Once again the mid afternoon yawns have caught up with you as you ponder the special creations you´ll prepare for dinner. Your eyelids are heavy and you need something to get you through the down time. Espresso has run its course. You have over- saturated yourself with Coca-Cola. That Kit Kat Candy Bar on your desk looks great and may offer the perfect boost.
Peeling back the wrapper you immediately realize how dry your palate is and begin thinking what to drink with the chocolate coated crispy something or other cookie. Coffee too bitter. Coke too sweet. Turning to the right you reach to the shelf hosting various volumes- guide books for your culinary journey- which you use spurn creativity when it appears to sputter. Your hand grasps the cover of What to Drink with What you Eat, the hottest new food and beverage guide to ever be published. Turning to page 131 at the top of the third column, directly under Kathy Casey´s Cucumber Cocktail recipe, Kit Kat Candy Bar stands proud, boasting the perfect beverage pairing: tea, African.
One of the greatest pairings in the book are the authors, Andrew Dornenburg and Karen Page.

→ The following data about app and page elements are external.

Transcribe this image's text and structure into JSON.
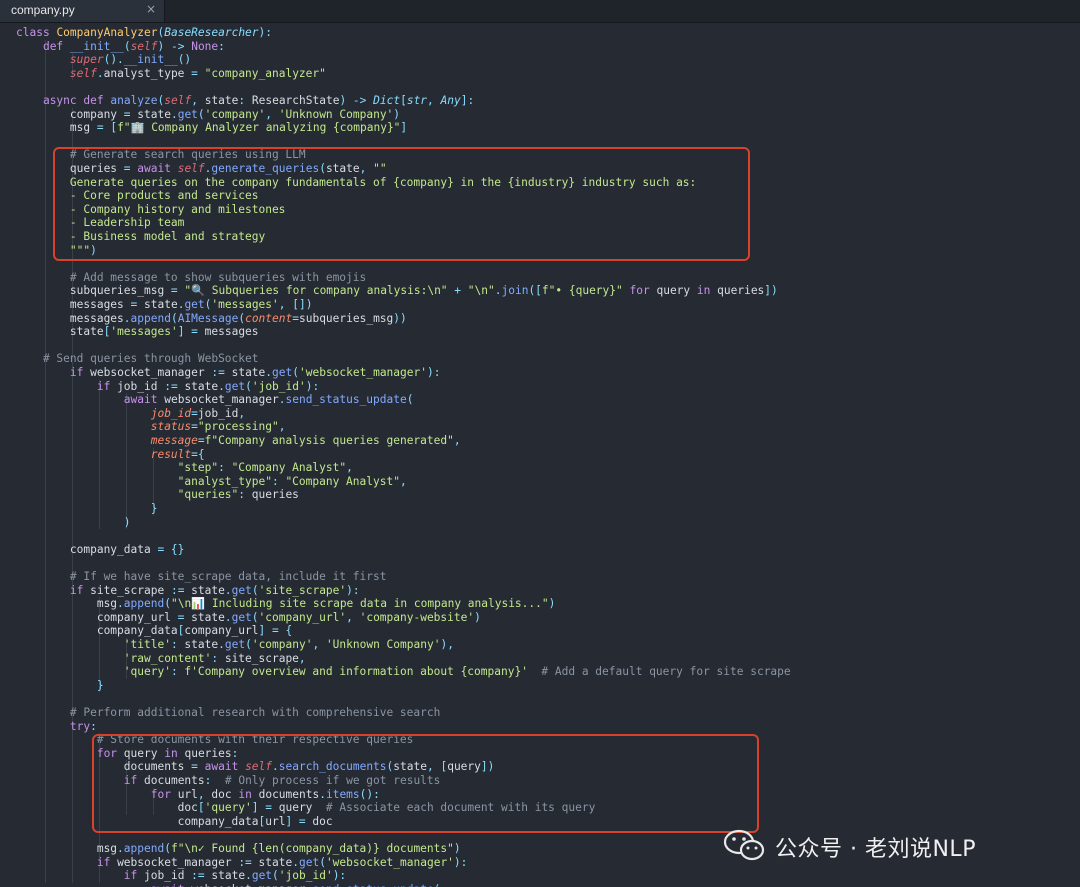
{
  "tab": {
    "filename": "company.py",
    "close_glyph": "×"
  },
  "code_lines": [
    "class CompanyAnalyzer(BaseResearcher):",
    "    def __init__(self) -> None:",
    "        super().__init__()",
    "        self.analyst_type = \"company_analyzer\"",
    "",
    "    async def analyze(self, state: ResearchState) -> Dict[str, Any]:",
    "        company = state.get('company', 'Unknown Company')",
    "        msg = [f\"🏢 Company Analyzer analyzing {company}\"]",
    "",
    "        # Generate search queries using LLM",
    "        queries = await self.generate_queries(state, \"\"\"",
    "        Generate queries on the company fundamentals of {company} in the {industry} industry such as:",
    "        - Core products and services",
    "        - Company history and milestones",
    "        - Leadership team",
    "        - Business model and strategy",
    "        \"\"\")",
    "",
    "        # Add message to show subqueries with emojis",
    "        subqueries_msg = \"🔍 Subqueries for company analysis:\\n\" + \"\\n\".join([f\"• {query}\" for query in queries])",
    "        messages = state.get('messages', [])",
    "        messages.append(AIMessage(content=subqueries_msg))",
    "        state['messages'] = messages",
    "",
    "    # Send queries through WebSocket",
    "        if websocket_manager := state.get('websocket_manager'):",
    "            if job_id := state.get('job_id'):",
    "                await websocket_manager.send_status_update(",
    "                    job_id=job_id,",
    "                    status=\"processing\",",
    "                    message=f\"Company analysis queries generated\",",
    "                    result={",
    "                        \"step\": \"Company Analyst\",",
    "                        \"analyst_type\": \"Company Analyst\",",
    "                        \"queries\": queries",
    "                    }",
    "                )",
    "",
    "        company_data = {}",
    "",
    "        # If we have site_scrape data, include it first",
    "        if site_scrape := state.get('site_scrape'):",
    "            msg.append(\"\\n📊 Including site scrape data in company analysis...\")",
    "            company_url = state.get('company_url', 'company-website')",
    "            company_data[company_url] = {",
    "                'title': state.get('company', 'Unknown Company'),",
    "                'raw_content': site_scrape,",
    "                'query': f'Company overview and information about {company}'  # Add a default query for site scrape",
    "            }",
    "",
    "        # Perform additional research with comprehensive search",
    "        try:",
    "            # Store documents with their respective queries",
    "            for query in queries:",
    "                documents = await self.search_documents(state, [query])",
    "                if documents:  # Only process if we got results",
    "                    for url, doc in documents.items():",
    "                        doc['query'] = query  # Associate each document with its query",
    "                        company_data[url] = doc",
    "",
    "            msg.append(f\"\\n✓ Found {len(company_data)} documents\")",
    "            if websocket_manager := state.get('websocket_manager'):",
    "                if job_id := state.get('job_id'):",
    "                    await websocket_manager.send_status_update("
  ],
  "watermark": {
    "text": "公众号 · 老刘说NLP"
  },
  "colors": {
    "background": "#252a33",
    "highlight_border": "#d8412a",
    "keyword": "#c792ea",
    "string": "#c3e88d",
    "comment": "#8b95a3",
    "function": "#82aaff",
    "class": "#ffcb6b"
  }
}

The duo, who have captured the fantasy of readers with their previous award winning compilations- Becoming a Chef and Culinary Artistry- have outdone themselves with their latest work. Every restaurateur in the country should send the couple a thank you note for their insight on a territory less traveled. What to Drink with What you Eat is more than a must read bible of beverage and food. If studied and used wisely by the restaurant´s staff the 357 page book will become a profit center increasing beverage sales cross the menu.
Dornenburg and Page extracted the knowledge of more than 70 top wine experts, chefs, and other connoisseurs to develop pairings covering 1500-plus categories including 17 cuisines and over 100 cheeses.
Although the pairing of the authors are a true treasure of the industry, panning the gold that fills the book´s pages could possibly be the profitable creativity that the fledgling restaurateur needs to boost the banter into boasts.
You´ve finished the Kit Kat and the cup of tea. You decide to get back to that menu. Glancing to page 130, Jambalaya, one of your favorite dishes appears out of no where. A great special for a Thursday evening´s menu. Paired with the California Chardonnay that you bought by the case, but have yet been able to move, may be the way to go. Priced together on the menu? Why not.
Let´s take the KFC Fried Chicken, page 131, paired with sherry, dry, Spanish, or possibly an Alsatian Gewurztraminer. Of course you wouldn’t use the KFC brand, you would dust and coat with your grandmother’s recipe, but if Gordon´s served their chicken with the sherry or Gewurztraminer, sales may have been different, and yours will soar.
Don´t think for a moment that you need a wine cellar comparable to Randy´s Steakhouse to utilize What to Drink with What you Eat. Wine is not necessarily the pairing king within the pages, although it certainly holds top throne.
Take Pistachios for instance. The residents of Dixon, California, one of the largest Pistachio belts in the country will be pleased to know that their crop pairs nicely with Darjeeling or fired oolong tea. They also crack with pleasure when accompanied by Italian white wine.
We´ve all placed the Creme Brulee on our menu. We´ve longed for it after a delightful dinner with friends. However, never in all of my Creme Brulee experiences — even my most recent with Napa Valley culinary force, Catherine Bergen at Yountville´s Bouchon- was the dish ever suggestively paired with Champagne. If the Bouchon server would have suggested a bottle, the tab would have been substantially higher. Creme Brulee and accompaniments, page 112.
Operating a restaurant often becomes a tedious task hankering for a spicy spark to add fresh life, zest and flavor into the mundane day-to-day rituals. Creativity can wane, not for lack of it, but for lack of stimulation.
Cookbooks flood the market and shelves on a regular basis. And, out of the masses, an occasional star soars while others, unmentioned, end up somewhere with few spattering of butter or flour on their pages.
You can judge a book by its cover- over time. Peruse the bookshelves in any restaurant owner´s cookbook collection and the worn bindings, torn jacket covers, and folded over pages will shout where menu ideas were born. Other books, pristine in standing have little influence on the reader.
What to Drink with What you Eat should be sold in pairs. One book, used as reference will certainly be torn, tattered, floured, spattered, and scarred as though tucked in a back pocket and carried through a journey of hills looking for that gold mine.
The other, with its pages still crisp, it jacket cover pristine, and the abundant photographs and references, chef´s suggestions and master sommeliers wisdom, still in tact for generations to enjoy.
Dornenburg and Page have done more for the restaurant business than the beverage business will ever know.
Go out and buy two copies today. And then sit down at the table in the window, enjoy an Endive Salad and raise a tall glass of Fizzy Lizzy sparkling apple juice (page 118), toasting a great pair…of authors.